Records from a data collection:
========================
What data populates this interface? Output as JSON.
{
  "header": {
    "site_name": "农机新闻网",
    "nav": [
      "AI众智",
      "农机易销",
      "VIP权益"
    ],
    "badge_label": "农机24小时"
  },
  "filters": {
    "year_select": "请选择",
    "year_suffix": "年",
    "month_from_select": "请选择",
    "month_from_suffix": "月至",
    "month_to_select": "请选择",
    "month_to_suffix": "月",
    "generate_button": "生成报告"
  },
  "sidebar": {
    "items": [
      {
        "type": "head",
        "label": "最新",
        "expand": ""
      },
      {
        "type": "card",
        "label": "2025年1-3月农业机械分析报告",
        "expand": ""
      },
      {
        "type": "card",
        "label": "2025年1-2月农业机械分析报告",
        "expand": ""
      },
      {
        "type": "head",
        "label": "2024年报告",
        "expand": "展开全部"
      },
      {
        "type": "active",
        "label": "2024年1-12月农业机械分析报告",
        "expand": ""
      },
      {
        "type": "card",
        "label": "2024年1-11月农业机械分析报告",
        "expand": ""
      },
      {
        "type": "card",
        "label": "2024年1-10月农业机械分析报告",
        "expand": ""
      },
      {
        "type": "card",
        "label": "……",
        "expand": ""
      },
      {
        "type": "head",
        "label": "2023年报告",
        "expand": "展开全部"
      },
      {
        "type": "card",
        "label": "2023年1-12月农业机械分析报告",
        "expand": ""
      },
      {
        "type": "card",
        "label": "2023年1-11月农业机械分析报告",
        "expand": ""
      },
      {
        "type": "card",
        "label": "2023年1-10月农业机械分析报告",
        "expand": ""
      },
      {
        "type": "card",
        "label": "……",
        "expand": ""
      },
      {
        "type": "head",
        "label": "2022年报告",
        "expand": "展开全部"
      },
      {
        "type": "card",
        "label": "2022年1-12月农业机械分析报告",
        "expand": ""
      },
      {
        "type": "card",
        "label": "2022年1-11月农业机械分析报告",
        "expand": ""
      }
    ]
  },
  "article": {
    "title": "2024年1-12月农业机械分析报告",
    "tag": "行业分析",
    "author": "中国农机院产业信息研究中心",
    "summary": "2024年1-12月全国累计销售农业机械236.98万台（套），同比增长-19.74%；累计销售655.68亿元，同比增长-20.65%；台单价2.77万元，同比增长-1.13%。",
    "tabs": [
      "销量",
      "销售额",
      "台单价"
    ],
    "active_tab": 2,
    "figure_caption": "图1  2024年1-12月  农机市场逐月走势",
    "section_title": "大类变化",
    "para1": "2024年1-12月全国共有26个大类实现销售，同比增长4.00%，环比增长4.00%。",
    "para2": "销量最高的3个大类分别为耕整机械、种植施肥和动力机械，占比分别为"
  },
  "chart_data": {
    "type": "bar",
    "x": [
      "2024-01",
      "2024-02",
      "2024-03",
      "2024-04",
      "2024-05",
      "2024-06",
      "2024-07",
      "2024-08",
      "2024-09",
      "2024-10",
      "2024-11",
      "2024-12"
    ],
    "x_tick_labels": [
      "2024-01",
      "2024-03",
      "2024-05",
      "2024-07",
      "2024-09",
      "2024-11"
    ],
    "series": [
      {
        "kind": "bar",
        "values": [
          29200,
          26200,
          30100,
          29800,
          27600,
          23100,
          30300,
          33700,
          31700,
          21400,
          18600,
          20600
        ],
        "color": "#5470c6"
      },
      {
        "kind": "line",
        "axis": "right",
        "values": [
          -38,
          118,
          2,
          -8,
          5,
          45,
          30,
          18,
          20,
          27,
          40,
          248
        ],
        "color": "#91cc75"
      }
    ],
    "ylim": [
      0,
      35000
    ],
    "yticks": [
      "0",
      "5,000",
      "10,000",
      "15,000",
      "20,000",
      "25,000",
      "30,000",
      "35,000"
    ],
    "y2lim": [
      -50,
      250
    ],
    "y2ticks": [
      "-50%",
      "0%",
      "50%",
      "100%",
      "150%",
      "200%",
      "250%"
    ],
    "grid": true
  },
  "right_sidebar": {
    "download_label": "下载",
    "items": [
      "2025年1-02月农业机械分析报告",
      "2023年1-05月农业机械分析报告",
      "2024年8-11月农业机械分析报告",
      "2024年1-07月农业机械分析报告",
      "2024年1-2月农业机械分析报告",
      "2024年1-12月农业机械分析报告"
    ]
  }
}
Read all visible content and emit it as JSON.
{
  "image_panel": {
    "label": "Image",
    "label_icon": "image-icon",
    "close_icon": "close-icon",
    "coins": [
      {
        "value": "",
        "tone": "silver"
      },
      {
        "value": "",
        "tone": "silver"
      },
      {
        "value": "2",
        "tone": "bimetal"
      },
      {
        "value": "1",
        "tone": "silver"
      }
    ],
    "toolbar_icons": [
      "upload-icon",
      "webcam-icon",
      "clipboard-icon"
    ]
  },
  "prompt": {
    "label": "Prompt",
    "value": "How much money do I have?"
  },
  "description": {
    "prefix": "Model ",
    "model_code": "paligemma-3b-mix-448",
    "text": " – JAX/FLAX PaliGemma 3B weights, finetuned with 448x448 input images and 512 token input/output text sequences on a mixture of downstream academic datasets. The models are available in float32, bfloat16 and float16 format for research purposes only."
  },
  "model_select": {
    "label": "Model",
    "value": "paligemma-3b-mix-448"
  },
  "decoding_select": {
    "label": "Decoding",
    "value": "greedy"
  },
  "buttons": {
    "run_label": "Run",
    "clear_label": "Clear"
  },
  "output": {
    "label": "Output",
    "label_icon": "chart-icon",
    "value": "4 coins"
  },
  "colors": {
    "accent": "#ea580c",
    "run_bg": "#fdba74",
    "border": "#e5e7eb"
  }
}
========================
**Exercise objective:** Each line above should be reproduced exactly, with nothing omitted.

**Solution to the problem:**
What data populates this interface? Output as JSON.
{
  "header": {
    "site_name": "农机新闻网",
    "nav": [
      "AI众智",
      "农机易销",
      "VIP权益"
    ],
    "badge_label": "农机24小时"
  },
  "filters": {
    "year_select": "请选择",
    "year_suffix": "年",
    "month_from_select": "请选择",
    "month_from_suffix": "月至",
    "month_to_select": "请选择",
    "month_to_suffix": "月",
    "generate_button": "生成报告"
  },
  "sidebar": {
    "items": [
      {
        "type": "head",
        "label": "最新",
        "expand": ""
      },
      {
        "type": "card",
        "label": "2025年1-3月农业机械分析报告",
        "expand": ""
      },
      {
        "type": "card",
        "label": "2025年1-2月农业机械分析报告",
        "expand": ""
      },
      {
        "type": "head",
        "label": "2024年报告",
        "expand": "展开全部"
      },
      {
        "type": "active",
        "label": "2024年1-12月农业机械分析报告",
        "expand": ""
      },
      {
        "type": "card",
        "label": "2024年1-11月农业机械分析报告",
        "expand": ""
      },
      {
        "type": "card",
        "label": "2024年1-10月农业机械分析报告",
        "expand": ""
      },
      {
        "type": "card",
        "label": "……",
        "expand": ""
      },
      {
        "type": "head",
        "label": "2023年报告",
        "expand": "展开全部"
      },
      {
        "type": "card",
        "label": "2023年1-12月农业机械分析报告",
        "expand": ""
      },
      {
        "type": "card",
        "label": "2023年1-11月农业机械分析报告",
        "expand": ""
      },
      {
        "type": "card",
        "label": "2023年1-10月农业机械分析报告",
        "expand": ""
      },
      {
        "type": "card",
        "label": "……",
        "expand": ""
      },
      {
        "type": "head",
        "label": "2022年报告",
        "expand": "展开全部"
      },
      {
        "type": "card",
        "label": "2022年1-12月农业机械分析报告",
        "expand": ""
      },
      {
        "type": "card",
        "label": "2022年1-11月农业机械分析报告",
        "expand": ""
      }
    ]
  },
  "article": {
    "title": "2024年1-12月农业机械分析报告",
    "tag": "行业分析",
    "author": "中国农机院产业信息研究中心",
    "summary": "2024年1-12月全国累计销售农业机械236.98万台（套），同比增长-19.74%；累计销售655.68亿元，同比增长-20.65%；台单价2.77万元，同比增长-1.13%。",
    "tabs": [
      "销量",
      "销售额",
      "台单价"
    ],
    "active_tab": 2,
    "figure_caption": "图1  2024年1-12月  农机市场逐月走势",
    "section_title": "大类变化",
    "para1": "2024年1-12月全国共有26个大类实现销售，同比增长4.00%，环比增长4.00%。",
    "para2": "销量最高的3个大类分别为耕整机械、种植施肥和动力机械，占比分别为"
  },
  "chart_data": {
    "type": "bar",
    "x": [
      "2024-01",
      "2024-02",
      "2024-03",
      "2024-04",
      "2024-05",
      "2024-06",
      "2024-07",
      "2024-08",
      "2024-09",
      "2024-10",
      "2024-11",
      "2024-12"
    ],
    "x_tick_labels": [
      "2024-01",
      "2024-03",
      "2024-05",
      "2024-07",
      "2024-09",
      "2024-11"
    ],
    "series": [
      {
        "kind": "bar",
        "values": [
          29200,
          26200,
          30100,
          29800,
          27600,
          23100,
          30300,
          33700,
          31700,
          21400,
          18600,
          20600
        ],
        "color": "#5470c6"
      },
      {
        "kind": "line",
        "axis": "right",
        "values": [
          -38,
          118,
          2,
          -8,
          5,
          45,
          30,
          18,
          20,
          27,
          40,
          248
        ],
        "color": "#91cc75"
      }
    ],
    "ylim": [
      0,
      35000
    ],
    "yticks": [
      "0",
      "5,000",
      "10,000",
      "15,000",
      "20,000",
      "25,000",
      "30,000",
      "35,000"
    ],
    "y2lim": [
      -50,
      250
    ],
    "y2ticks": [
      "-50%",
      "0%",
      "50%",
      "100%",
      "150%",
      "200%",
      "250%"
    ],
    "grid": true
  },
  "right_sidebar": {
    "download_label": "下载",
    "items": [
      "2025年1-02月农业机械分析报告",
      "2023年1-05月农业机械分析报告",
      "2024年8-11月农业机械分析报告",
      "2024年1-07月农业机械分析报告",
      "2024年1-2月农业机械分析报告",
      "2024年1-12月农业机械分析报告"
    ]
  }
}
Read all visible content and emit it as JSON.
{
  "image_panel": {
    "label": "Image",
    "label_icon": "image-icon",
    "close_icon": "close-icon",
    "coins": [
      {
        "value": "",
        "tone": "silver"
      },
      {
        "value": "",
        "tone": "silver"
      },
      {
        "value": "2",
        "tone": "bimetal"
      },
      {
        "value": "1",
        "tone": "silver"
      }
    ],
    "toolbar_icons": [
      "upload-icon",
      "webcam-icon",
      "clipboard-icon"
    ]
  },
  "prompt": {
    "label": "Prompt",
    "value": "How much money do I have?"
  },
  "description": {
    "prefix": "Model ",
    "model_code": "paligemma-3b-mix-448",
    "text": " – JAX/FLAX PaliGemma 3B weights, finetuned with 448x448 input images and 512 token input/output text sequences on a mixture of downstream academic datasets. The models are available in float32, bfloat16 and float16 format for research purposes only."
  },
  "model_select": {
    "label": "Model",
    "value": "paligemma-3b-mix-448"
  },
  "decoding_select": {
    "label": "Decoding",
    "value": "greedy"
  },
  "buttons": {
    "run_label": "Run",
    "clear_label": "Clear"
  },
  "output": {
    "label": "Output",
    "label_icon": "chart-icon",
    "value": "4 coins"
  },
  "colors": {
    "accent": "#ea580c",
    "run_bg": "#fdba74",
    "border": "#e5e7eb"
  }
}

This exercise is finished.